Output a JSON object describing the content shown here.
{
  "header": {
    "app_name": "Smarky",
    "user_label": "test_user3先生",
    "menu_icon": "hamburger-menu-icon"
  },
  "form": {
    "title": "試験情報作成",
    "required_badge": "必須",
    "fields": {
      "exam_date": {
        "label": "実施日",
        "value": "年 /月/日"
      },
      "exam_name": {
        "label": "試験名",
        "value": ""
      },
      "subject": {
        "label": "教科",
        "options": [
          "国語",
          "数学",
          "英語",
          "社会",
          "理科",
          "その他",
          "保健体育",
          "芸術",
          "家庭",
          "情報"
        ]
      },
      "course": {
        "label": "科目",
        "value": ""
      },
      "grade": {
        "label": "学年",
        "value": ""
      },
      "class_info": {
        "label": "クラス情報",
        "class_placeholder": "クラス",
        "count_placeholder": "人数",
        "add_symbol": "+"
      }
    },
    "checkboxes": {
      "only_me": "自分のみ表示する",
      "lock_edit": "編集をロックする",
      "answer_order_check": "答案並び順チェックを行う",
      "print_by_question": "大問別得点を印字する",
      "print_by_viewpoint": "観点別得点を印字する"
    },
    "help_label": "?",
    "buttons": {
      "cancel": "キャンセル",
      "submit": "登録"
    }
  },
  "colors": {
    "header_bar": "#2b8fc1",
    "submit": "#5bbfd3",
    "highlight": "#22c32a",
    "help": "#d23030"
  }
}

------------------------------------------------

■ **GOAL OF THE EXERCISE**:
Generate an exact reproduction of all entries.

■ **OUTPUT FOR THIS TASK**:
Output a JSON object describing the content shown here.
{
  "header": {
    "app_name": "Smarky",
    "user_label": "test_user3先生",
    "menu_icon": "hamburger-menu-icon"
  },
  "form": {
    "title": "試験情報作成",
    "required_badge": "必須",
    "fields": {
      "exam_date": {
        "label": "実施日",
        "value": "年 /月/日"
      },
      "exam_name": {
        "label": "試験名",
        "value": ""
      },
      "subject": {
        "label": "教科",
        "options": [
          "国語",
          "数学",
          "英語",
          "社会",
          "理科",
          "その他",
          "保健体育",
          "芸術",
          "家庭",
          "情報"
        ]
      },
      "course": {
        "label": "科目",
        "value": ""
      },
      "grade": {
        "label": "学年",
        "value": ""
      },
      "class_info": {
        "label": "クラス情報",
        "class_placeholder": "クラス",
        "count_placeholder": "人数",
        "add_symbol": "+"
      }
    },
    "checkboxes": {
      "only_me": "自分のみ表示する",
      "lock_edit": "編集をロックする",
      "answer_order_check": "答案並び順チェックを行う",
      "print_by_question": "大問別得点を印字する",
      "print_by_viewpoint": "観点別得点を印字する"
    },
    "help_label": "?",
    "buttons": {
      "cancel": "キャンセル",
      "submit": "登録"
    }
  },
  "colors": {
    "header_bar": "#2b8fc1",
    "submit": "#5bbfd3",
    "highlight": "#22c32a",
    "help": "#d23030"
  }
}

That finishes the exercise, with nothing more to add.